Entries from a dataset of interfaces
--- --- ---

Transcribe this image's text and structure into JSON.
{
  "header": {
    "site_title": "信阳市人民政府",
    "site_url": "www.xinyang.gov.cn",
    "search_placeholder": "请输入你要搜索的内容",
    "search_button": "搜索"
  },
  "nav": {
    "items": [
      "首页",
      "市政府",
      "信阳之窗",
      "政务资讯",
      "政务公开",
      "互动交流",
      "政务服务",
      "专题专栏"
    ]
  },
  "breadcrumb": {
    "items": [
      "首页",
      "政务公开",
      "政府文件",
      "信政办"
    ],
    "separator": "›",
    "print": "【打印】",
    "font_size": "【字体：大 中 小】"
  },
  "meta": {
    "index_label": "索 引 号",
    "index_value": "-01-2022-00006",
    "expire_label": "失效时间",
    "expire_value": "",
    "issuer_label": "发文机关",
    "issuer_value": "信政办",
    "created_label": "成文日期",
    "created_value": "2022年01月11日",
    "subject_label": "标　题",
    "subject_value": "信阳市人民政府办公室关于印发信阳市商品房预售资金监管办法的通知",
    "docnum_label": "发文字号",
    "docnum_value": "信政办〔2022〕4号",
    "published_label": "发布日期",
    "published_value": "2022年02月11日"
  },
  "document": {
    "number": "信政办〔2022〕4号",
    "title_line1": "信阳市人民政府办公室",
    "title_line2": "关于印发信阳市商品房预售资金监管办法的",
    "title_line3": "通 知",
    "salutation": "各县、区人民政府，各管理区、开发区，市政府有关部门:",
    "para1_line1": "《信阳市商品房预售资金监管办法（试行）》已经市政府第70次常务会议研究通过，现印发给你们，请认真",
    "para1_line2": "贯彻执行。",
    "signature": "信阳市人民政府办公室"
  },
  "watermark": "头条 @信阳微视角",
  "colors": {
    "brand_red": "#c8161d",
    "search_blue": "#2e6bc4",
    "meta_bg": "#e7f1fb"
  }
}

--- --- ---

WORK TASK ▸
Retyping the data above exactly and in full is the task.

OUTPUT FOR THIS EXERCISE ▸
Transcribe this image's text and structure into JSON.
{
  "header": {
    "site_title": "信阳市人民政府",
    "site_url": "www.xinyang.gov.cn",
    "search_placeholder": "请输入你要搜索的内容",
    "search_button": "搜索"
  },
  "nav": {
    "items": [
      "首页",
      "市政府",
      "信阳之窗",
      "政务资讯",
      "政务公开",
      "互动交流",
      "政务服务",
      "专题专栏"
    ]
  },
  "breadcrumb": {
    "items": [
      "首页",
      "政务公开",
      "政府文件",
      "信政办"
    ],
    "separator": "›",
    "print": "【打印】",
    "font_size": "【字体：大 中 小】"
  },
  "meta": {
    "index_label": "索 引 号",
    "index_value": "-01-2022-00006",
    "expire_label": "失效时间",
    "expire_value": "",
    "issuer_label": "发文机关",
    "issuer_value": "信政办",
    "created_label": "成文日期",
    "created_value": "2022年01月11日",
    "subject_label": "标　题",
    "subject_value": "信阳市人民政府办公室关于印发信阳市商品房预售资金监管办法的通知",
    "docnum_label": "发文字号",
    "docnum_value": "信政办〔2022〕4号",
    "published_label": "发布日期",
    "published_value": "2022年02月11日"
  },
  "document": {
    "number": "信政办〔2022〕4号",
    "title_line1": "信阳市人民政府办公室",
    "title_line2": "关于印发信阳市商品房预售资金监管办法的",
    "title_line3": "通 知",
    "salutation": "各县、区人民政府，各管理区、开发区，市政府有关部门:",
    "para1_line1": "《信阳市商品房预售资金监管办法（试行）》已经市政府第70次常务会议研究通过，现印发给你们，请认真",
    "para1_line2": "贯彻执行。",
    "signature": "信阳市人民政府办公室"
  },
  "watermark": "头条 @信阳微视角",
  "colors": {
    "brand_red": "#c8161d",
    "search_blue": "#2e6bc4",
    "meta_bg": "#e7f1fb"
  }
}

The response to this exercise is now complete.